→ **WHAT TO WORK ON**
Pull out every line from the listing that has the word "Login".

→ **RECORDS TO USE**
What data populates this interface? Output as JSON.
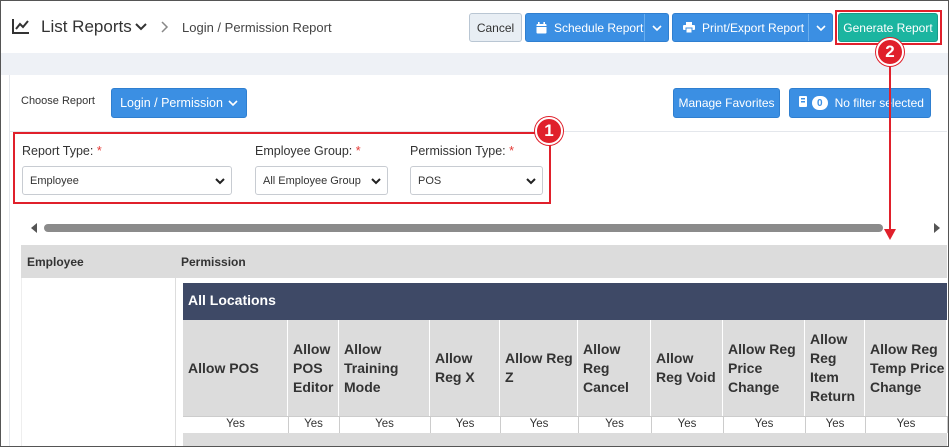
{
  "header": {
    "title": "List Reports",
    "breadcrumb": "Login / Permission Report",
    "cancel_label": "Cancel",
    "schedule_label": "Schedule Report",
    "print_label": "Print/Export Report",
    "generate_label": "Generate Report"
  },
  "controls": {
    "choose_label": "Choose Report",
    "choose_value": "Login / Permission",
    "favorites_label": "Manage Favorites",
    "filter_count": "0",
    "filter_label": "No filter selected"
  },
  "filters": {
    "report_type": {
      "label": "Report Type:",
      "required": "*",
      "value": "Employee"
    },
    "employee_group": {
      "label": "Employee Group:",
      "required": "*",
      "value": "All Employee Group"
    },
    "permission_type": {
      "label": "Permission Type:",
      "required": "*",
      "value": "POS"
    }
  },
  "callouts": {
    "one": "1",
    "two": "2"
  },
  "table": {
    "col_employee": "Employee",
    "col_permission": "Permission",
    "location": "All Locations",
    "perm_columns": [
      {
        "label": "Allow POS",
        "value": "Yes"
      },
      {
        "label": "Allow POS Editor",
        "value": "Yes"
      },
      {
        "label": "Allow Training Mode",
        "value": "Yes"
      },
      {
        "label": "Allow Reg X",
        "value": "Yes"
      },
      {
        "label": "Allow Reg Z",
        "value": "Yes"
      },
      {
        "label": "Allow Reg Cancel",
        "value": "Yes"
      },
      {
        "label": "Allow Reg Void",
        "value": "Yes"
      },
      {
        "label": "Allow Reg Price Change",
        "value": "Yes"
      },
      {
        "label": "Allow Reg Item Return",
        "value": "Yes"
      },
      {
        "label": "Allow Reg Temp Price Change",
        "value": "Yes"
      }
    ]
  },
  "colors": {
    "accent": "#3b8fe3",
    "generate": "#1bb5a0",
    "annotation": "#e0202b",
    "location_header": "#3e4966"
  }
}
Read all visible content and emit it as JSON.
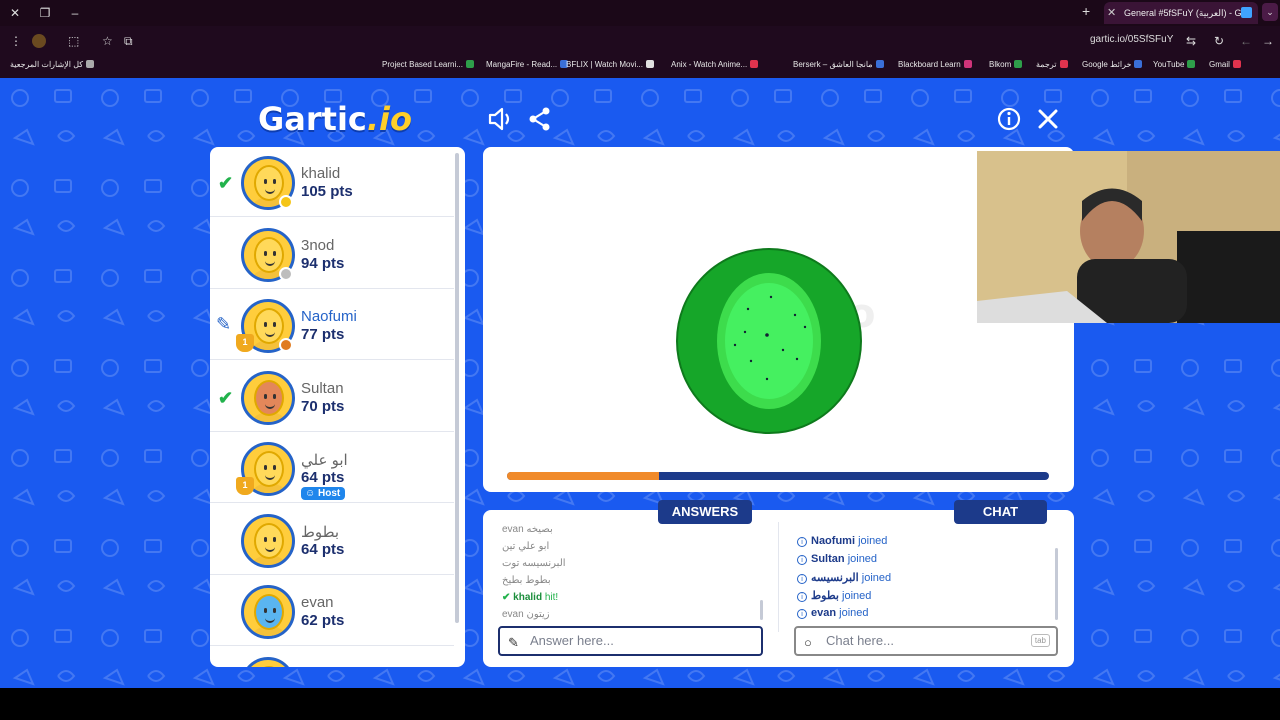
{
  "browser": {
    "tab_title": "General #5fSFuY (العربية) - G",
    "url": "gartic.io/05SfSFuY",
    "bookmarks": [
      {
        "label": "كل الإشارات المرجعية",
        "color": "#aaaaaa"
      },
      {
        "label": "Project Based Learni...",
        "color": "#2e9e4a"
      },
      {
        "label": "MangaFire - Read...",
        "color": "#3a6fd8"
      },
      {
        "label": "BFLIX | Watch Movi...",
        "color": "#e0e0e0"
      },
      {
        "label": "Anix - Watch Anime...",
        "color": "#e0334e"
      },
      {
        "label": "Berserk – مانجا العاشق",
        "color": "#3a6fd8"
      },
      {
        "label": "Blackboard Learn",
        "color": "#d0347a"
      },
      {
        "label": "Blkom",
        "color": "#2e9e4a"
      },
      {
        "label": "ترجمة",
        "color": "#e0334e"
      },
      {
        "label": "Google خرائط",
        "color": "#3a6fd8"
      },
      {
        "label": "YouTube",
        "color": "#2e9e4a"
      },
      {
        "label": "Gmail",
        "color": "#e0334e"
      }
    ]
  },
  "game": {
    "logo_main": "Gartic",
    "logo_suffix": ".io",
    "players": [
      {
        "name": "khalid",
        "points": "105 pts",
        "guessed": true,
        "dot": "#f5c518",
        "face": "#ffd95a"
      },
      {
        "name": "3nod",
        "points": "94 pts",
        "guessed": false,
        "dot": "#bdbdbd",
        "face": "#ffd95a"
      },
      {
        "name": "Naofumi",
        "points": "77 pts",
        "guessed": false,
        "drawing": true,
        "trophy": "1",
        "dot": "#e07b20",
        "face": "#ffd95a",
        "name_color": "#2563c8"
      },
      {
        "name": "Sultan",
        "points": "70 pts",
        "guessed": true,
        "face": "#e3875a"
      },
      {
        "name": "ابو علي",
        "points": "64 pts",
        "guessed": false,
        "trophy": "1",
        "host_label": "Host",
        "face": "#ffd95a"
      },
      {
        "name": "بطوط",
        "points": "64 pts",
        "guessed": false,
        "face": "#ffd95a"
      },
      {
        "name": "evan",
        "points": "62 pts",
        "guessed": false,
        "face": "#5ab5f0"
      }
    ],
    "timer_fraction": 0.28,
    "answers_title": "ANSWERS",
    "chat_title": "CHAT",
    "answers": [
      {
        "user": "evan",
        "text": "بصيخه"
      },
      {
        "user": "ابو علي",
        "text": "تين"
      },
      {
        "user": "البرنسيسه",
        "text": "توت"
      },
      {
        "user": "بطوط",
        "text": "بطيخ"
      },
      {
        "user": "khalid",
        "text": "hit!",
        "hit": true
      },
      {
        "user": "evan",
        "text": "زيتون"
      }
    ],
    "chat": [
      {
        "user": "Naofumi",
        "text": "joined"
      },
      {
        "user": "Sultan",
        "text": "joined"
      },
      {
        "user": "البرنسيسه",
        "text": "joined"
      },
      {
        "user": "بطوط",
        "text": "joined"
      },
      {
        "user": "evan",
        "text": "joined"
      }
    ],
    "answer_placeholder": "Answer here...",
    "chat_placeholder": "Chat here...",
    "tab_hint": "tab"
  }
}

→ **SOLUTION TO THIS TASK**
    "breadcrumb": "Login / Permission Report",
    "choose_value": "Login / Permission",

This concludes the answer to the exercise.